[Data entries]
------------------------------------------------------------

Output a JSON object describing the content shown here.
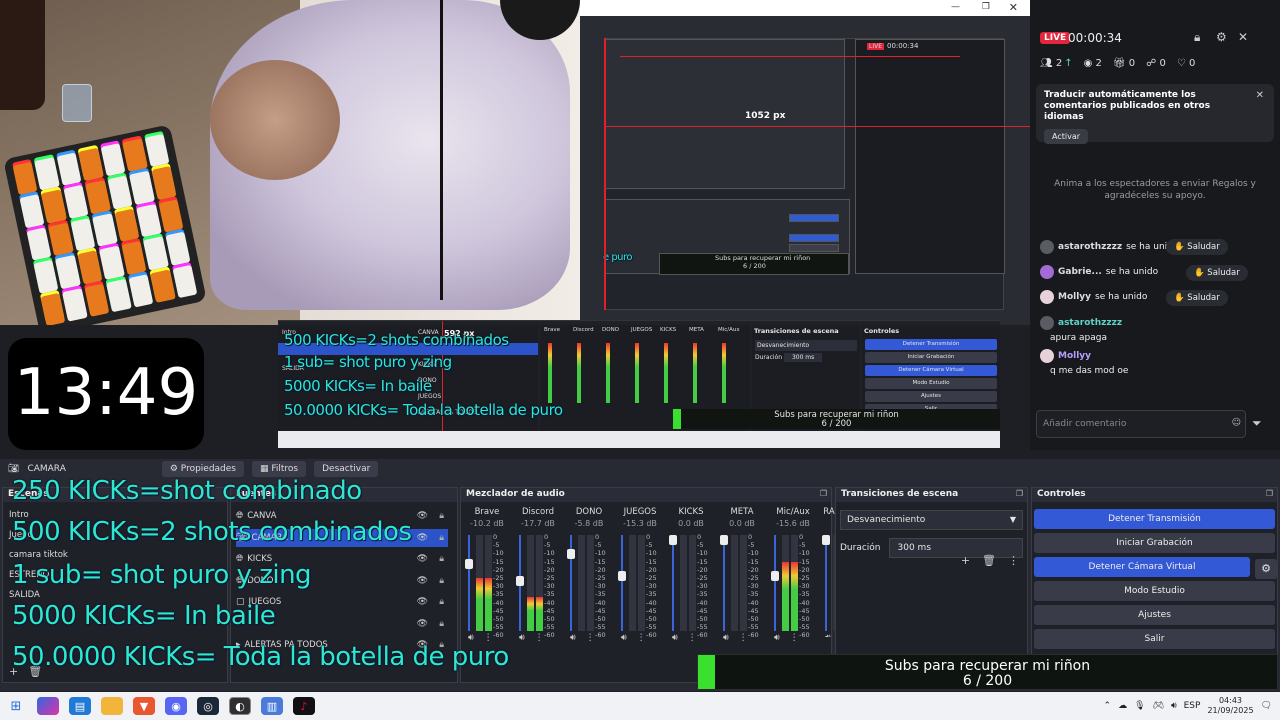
{
  "timer_card": "13:49",
  "chat": {
    "live_label": "LIVE",
    "stream_time": "00:00:34",
    "stats": [
      {
        "icon": "users-icon",
        "value": "2",
        "extra": "↑"
      },
      {
        "icon": "eye-icon",
        "value": "2"
      },
      {
        "icon": "gift-icon",
        "value": "0"
      },
      {
        "icon": "share-icon",
        "value": "0"
      },
      {
        "icon": "heart-icon",
        "value": "0"
      }
    ],
    "banner_title": "Traducir automáticamente los comentarios publicados en otros idiomas",
    "banner_action": "Activar",
    "encourage": "Anima a los espectadores a enviar Regalos y agradéceles su apoyo.",
    "messages": [
      {
        "user": "astarothzzzz",
        "text": "se ha unido",
        "button": "Saludar"
      },
      {
        "user": "Gabrie...",
        "text": "se ha unido",
        "button": "Saludar"
      },
      {
        "user": "Mollyy",
        "text": "se ha unido",
        "button": "Saludar"
      },
      {
        "user": "astarothzzzz",
        "text": "apura apaga"
      },
      {
        "user": "Mollyy",
        "text": "q me das mod oe"
      }
    ],
    "input_placeholder": "Añadir comentario"
  },
  "nested": {
    "px_label": "1052 px",
    "mini_live": "00:00:34",
    "mini_subs": "Subs para recuperar mi riñon",
    "mini_count": "6 / 200",
    "mini_overlay": "e puro"
  },
  "mid": {
    "px_label": "592 px",
    "scenes": [
      "Intro",
      "camara tiktok",
      "SALIDA"
    ],
    "sources": [
      "CANVA",
      "CAMARA",
      "KICKS",
      "DONO",
      "JUEGOS",
      "ALERTAS PA TODOS"
    ],
    "channels": [
      "Brave",
      "Discord",
      "DONO",
      "JUEGOS",
      "KICKS",
      "META",
      "Mic/Aux"
    ],
    "transitions_title": "Transiciones de escena",
    "transition": "Desvanecimiento",
    "duration_label": "Duración",
    "duration": "300 ms",
    "controls_title": "Controles",
    "controls": [
      "Detener Transmisión",
      "Iniciar Grabación",
      "Detener Cámara Virtual",
      "Modo Estudio",
      "Ajustes",
      "Salir"
    ],
    "subs_title": "Subs para recuperar mi riñon",
    "subs_count": "6 / 200",
    "overlays": [
      "500 KICKs=2 shots combinados",
      "1 sub= shot puro y zing",
      "5000 KICKs= In baile",
      "50.0000 KICKs= Toda la botella de puro"
    ]
  },
  "obs": {
    "source_label": "CAMARA",
    "toolbar": {
      "properties": "Propiedades",
      "filters": "Filtros",
      "deactivate": "Desactivar"
    },
    "scenes_title": "Escenas",
    "scenes": [
      "Intro",
      "Juego",
      "camara tiktok",
      "ESTRENO",
      "SALIDA"
    ],
    "sources_title": "Fuentes",
    "sources": [
      "CANVA",
      "CAMARA",
      "KICKS",
      "DONO",
      "JUEGOS",
      "",
      "ALERTAS PA TODOS"
    ],
    "mixer_title": "Mezclador de audio",
    "channels": [
      {
        "name": "Brave",
        "db": "-10.2 dB",
        "level": 0.55
      },
      {
        "name": "Discord",
        "db": "-17.7 dB",
        "level": 0.35
      },
      {
        "name": "DONO",
        "db": "-5.8 dB",
        "level": 0.0
      },
      {
        "name": "JUEGOS",
        "db": "-15.3 dB",
        "level": 0.0
      },
      {
        "name": "KICKS",
        "db": "0.0 dB",
        "level": 0.0
      },
      {
        "name": "META",
        "db": "0.0 dB",
        "level": 0.0
      },
      {
        "name": "Mic/Aux",
        "db": "-15.6 dB",
        "level": 0.72
      },
      {
        "name": "RA",
        "db": "",
        "level": 0.0
      }
    ],
    "meter_scale": [
      "0",
      "-5",
      "-10",
      "-15",
      "-20",
      "-25",
      "-30",
      "-35",
      "-40",
      "-45",
      "-50",
      "-55",
      "-60"
    ],
    "transitions_title": "Transiciones de escena",
    "transition": "Desvanecimiento",
    "duration_label": "Duración",
    "duration": "300 ms",
    "controls_title": "Controles",
    "controls": [
      "Detener Transmisión",
      "Iniciar Grabación",
      "Detener Cámara Virtual",
      "Modo Estudio",
      "Ajustes",
      "Salir"
    ]
  },
  "subs": {
    "title": "Subs para recuperar mi riñon",
    "count": "6 / 200",
    "progress": 0.03
  },
  "overlays": [
    "250 KICKs=shot combinado",
    "500 KICKs=2 shots combinados",
    "1 sub= shot puro y zing",
    "5000 KICKs= In baile",
    "50.0000 KICKs= Toda la botella de puro"
  ],
  "taskbar": {
    "lang": "ESP",
    "time": "04:43",
    "date": "21/09/2025"
  },
  "colors": {
    "accent_blue": "#3459d6",
    "live_red": "#e3263b",
    "overlay_teal": "#2ee8c8",
    "progress_green": "#39e02e"
  }
}
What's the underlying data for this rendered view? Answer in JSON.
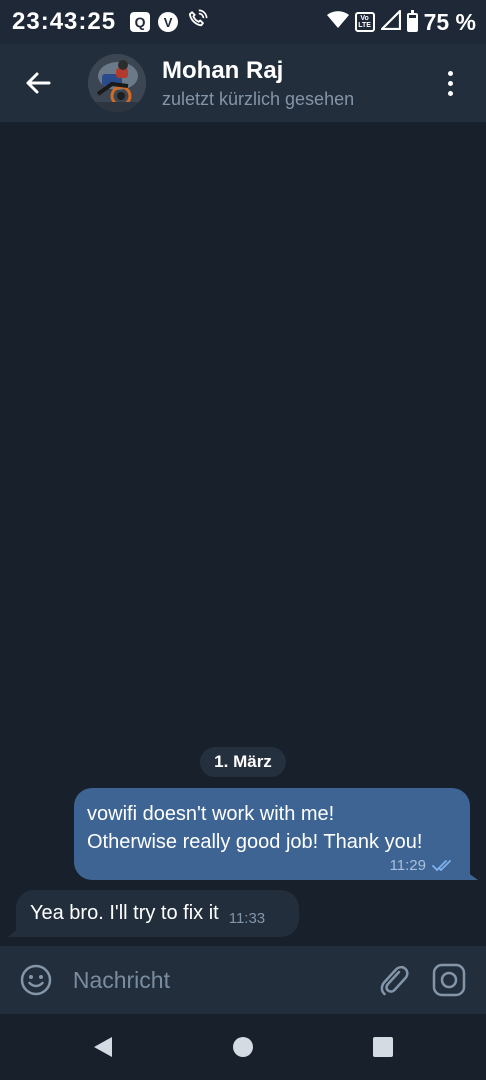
{
  "status_bar": {
    "time": "23:43:25",
    "left_icons": [
      {
        "name": "q-app-icon",
        "glyph": "Q"
      },
      {
        "name": "v-app-icon",
        "glyph": "V"
      },
      {
        "name": "wifi-calling-icon"
      }
    ],
    "volte_line1": "Vo",
    "volte_line2": "LTE",
    "battery_percent": "75 %",
    "battery_level": 0.75
  },
  "header": {
    "back_icon": "arrow-left-icon",
    "contact_name": "Mohan Raj",
    "contact_status": "zuletzt kürzlich gesehen",
    "menu_icon": "more-vertical-icon"
  },
  "chat": {
    "date_separator": "1. März",
    "messages": [
      {
        "direction": "outgoing",
        "lines": [
          "vowifi doesn't work with me!",
          "Otherwise really good job!  Thank you!"
        ],
        "time": "11:29",
        "status_icon": "double-check-icon"
      },
      {
        "direction": "incoming",
        "text": "Yea bro. I'll try to fix it",
        "time": "11:33"
      }
    ]
  },
  "input_bar": {
    "placeholder": "Nachricht",
    "emoji_icon": "smiley-icon",
    "attach_icon": "paperclip-icon",
    "camera_icon": "instagram-camera-icon"
  },
  "nav_bar": {
    "back_icon": "triangle-back-icon",
    "home_icon": "circle-home-icon",
    "recents_icon": "square-recents-icon"
  },
  "colors": {
    "background": "#17202b",
    "header": "#222e3c",
    "outgoing_bubble": "#3e6494",
    "incoming_bubble": "#222e3c",
    "check_marks": "#7fb2ea",
    "secondary_text": "#8395a8"
  }
}
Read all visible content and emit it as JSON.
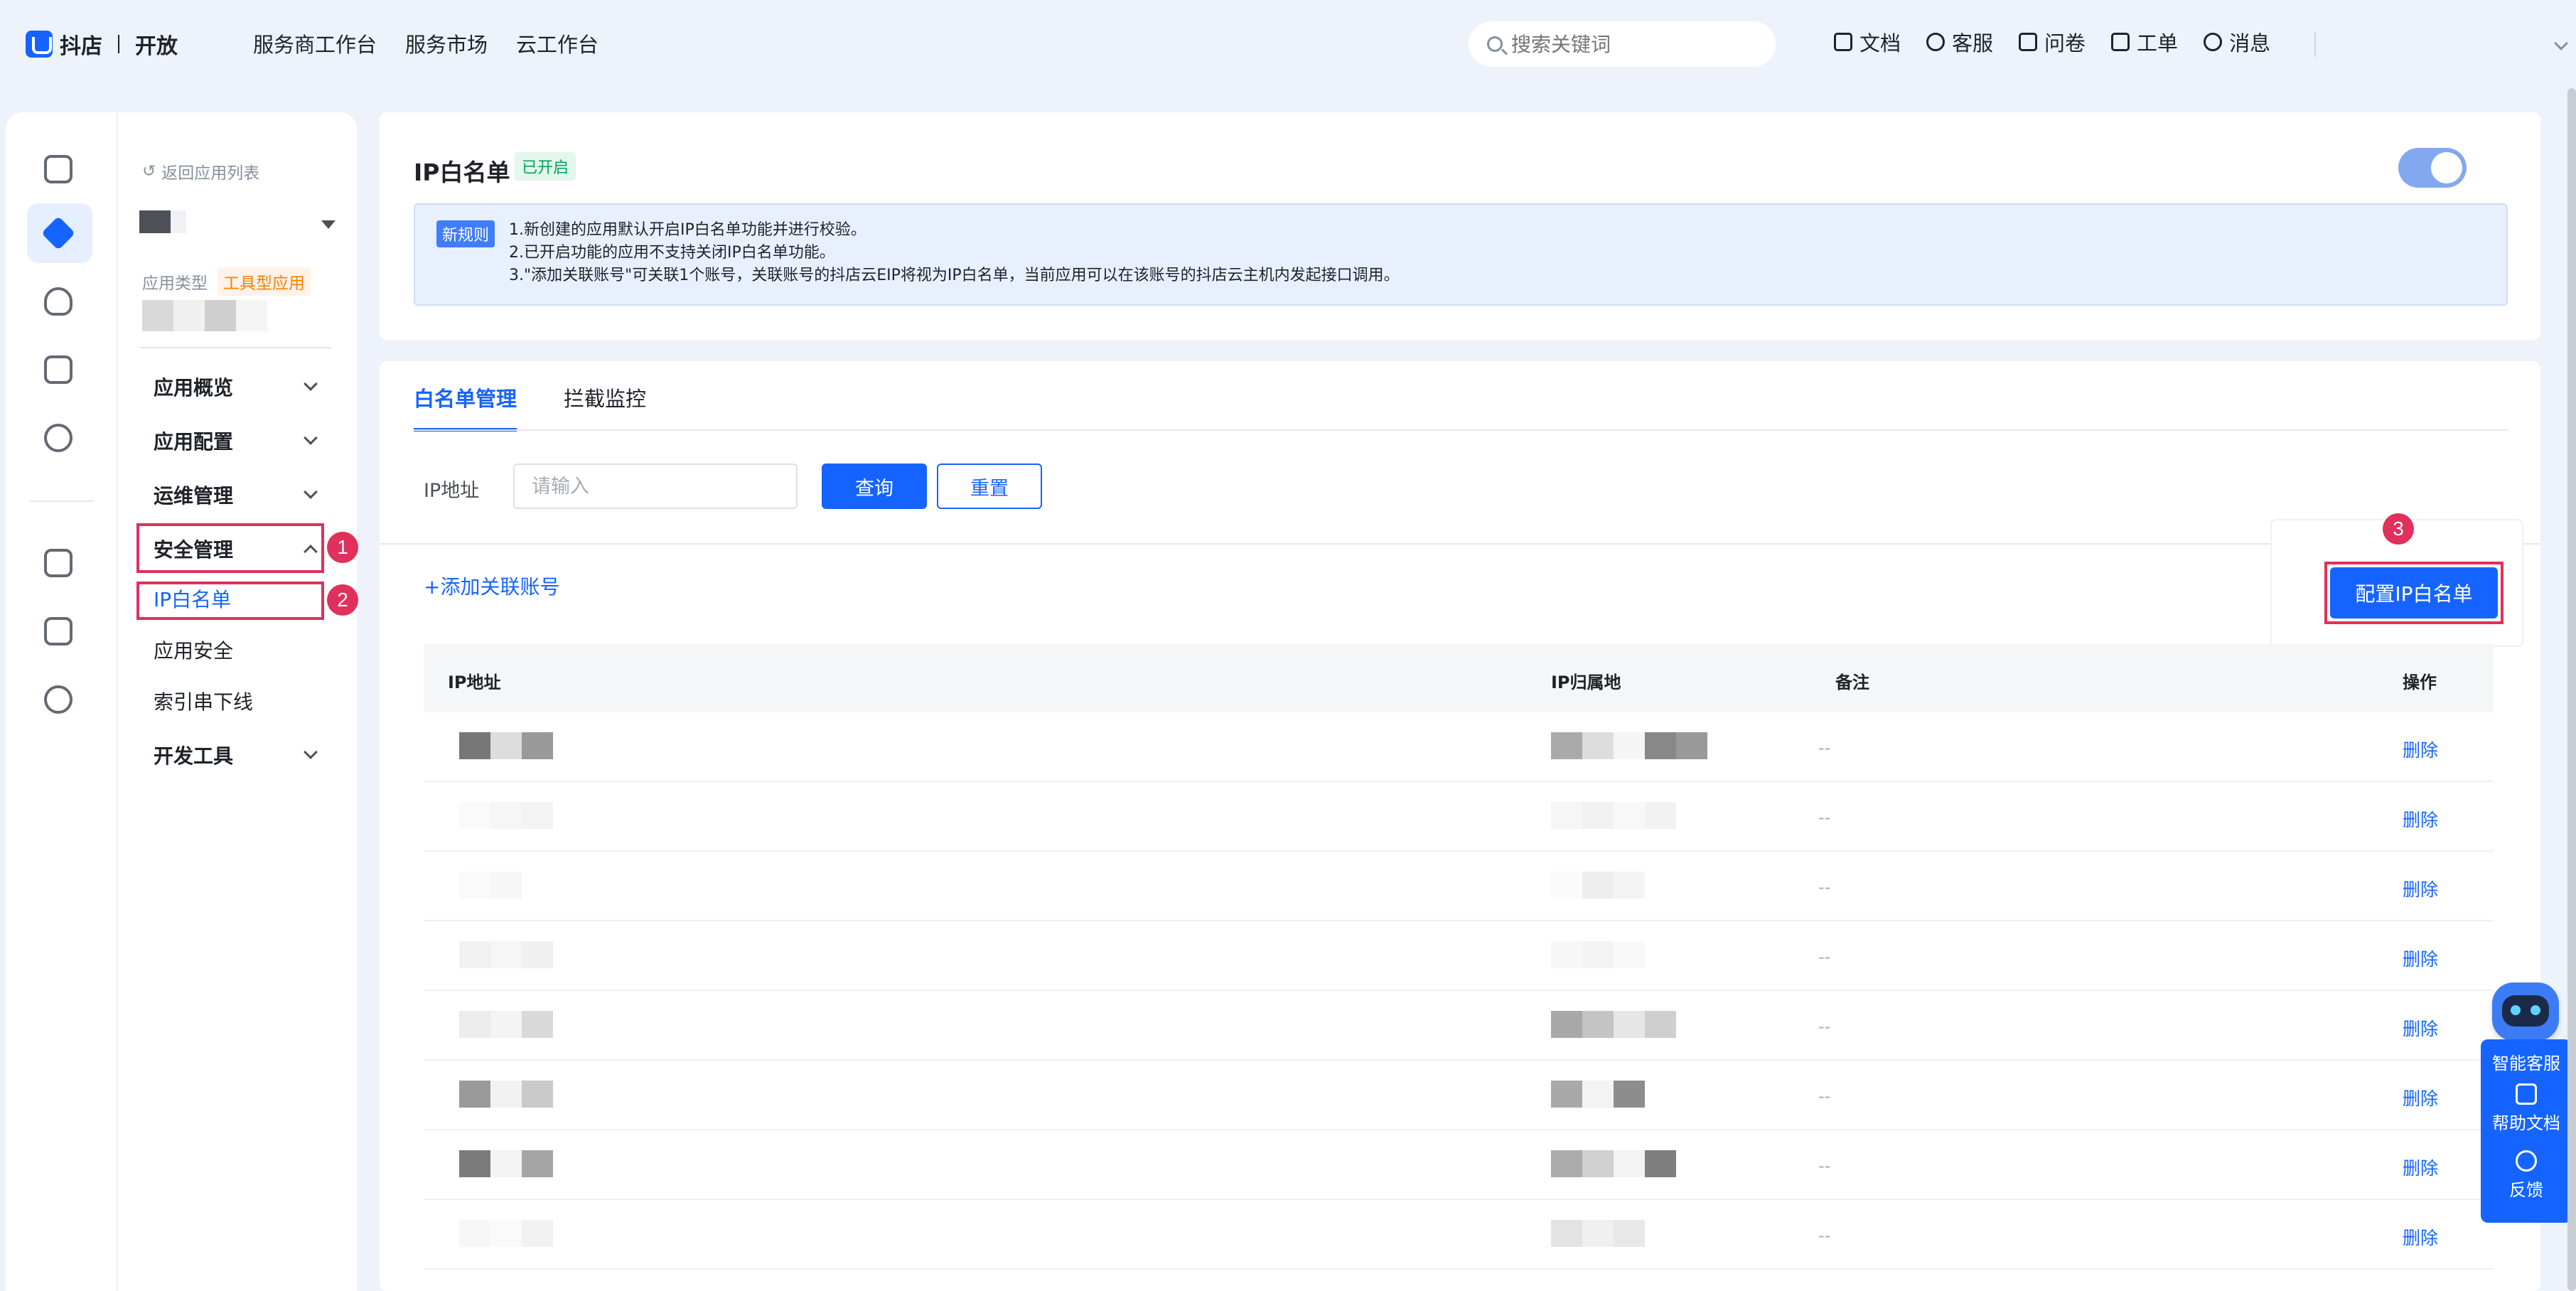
{
  "header": {
    "logo_text": "抖店",
    "logo_sub": "开放",
    "nav": [
      "服务商工作台",
      "服务市场",
      "云工作台"
    ],
    "search_placeholder": "搜索关键词",
    "actions": [
      "文档",
      "客服",
      "问卷",
      "工单",
      "消息"
    ]
  },
  "sidebar": {
    "back_label": "返回应用列表",
    "app_type_label": "应用类型",
    "app_type_value": "工具型应用",
    "menu": {
      "overview": "应用概览",
      "config": "应用配置",
      "ops": "运维管理",
      "security": "安全管理",
      "ip_whitelist": "IP白名单",
      "app_security": "应用安全",
      "index_offline": "索引串下线",
      "dev_tools": "开发工具"
    }
  },
  "annotations": {
    "one": "1",
    "two": "2",
    "three": "3"
  },
  "whitelist": {
    "title": "IP白名单",
    "status": "已开启",
    "enabled": true,
    "notice_tag": "新规则",
    "notice_lines": [
      "1.新创建的应用默认开启IP白名单功能并进行校验。",
      "2.已开启功能的应用不支持关闭IP白名单功能。",
      "3.\"添加关联账号\"可关联1个账号，关联账号的抖店云EIP将视为IP白名单，当前应用可以在该账号的抖店云主机内发起接口调用。"
    ]
  },
  "tabs": [
    "白名单管理",
    "拦截监控"
  ],
  "filter": {
    "label": "IP地址",
    "placeholder": "请输入",
    "query_button": "查询",
    "reset_button": "重置"
  },
  "add_link": "+添加关联账号",
  "config_button": "配置IP白名单",
  "table": {
    "columns": [
      "IP地址",
      "IP归属地",
      "备注",
      "操作"
    ],
    "rows": [
      {
        "remark": "--",
        "action": "删除"
      },
      {
        "remark": "--",
        "action": "删除"
      },
      {
        "remark": "--",
        "action": "删除"
      },
      {
        "remark": "--",
        "action": "删除"
      },
      {
        "remark": "--",
        "action": "删除"
      },
      {
        "remark": "--",
        "action": "删除"
      },
      {
        "remark": "--",
        "action": "删除"
      },
      {
        "remark": "--",
        "action": "删除"
      }
    ]
  },
  "helper": {
    "ai_service": "智能客服",
    "help_docs": "帮助文档",
    "feedback": "反馈"
  },
  "colors": {
    "primary": "#1664ff",
    "highlight": "#e0305c",
    "success": "#00a35c",
    "warning": "#ff7d00"
  }
}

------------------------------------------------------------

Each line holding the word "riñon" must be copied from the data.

◆ EXERCISE OUTPUT:
    "mini_subs": "Subs para recuperar mi riñon",
    "subs_title": "Subs para recuperar mi riñon",
    "title": "Subs para recuperar mi riñon",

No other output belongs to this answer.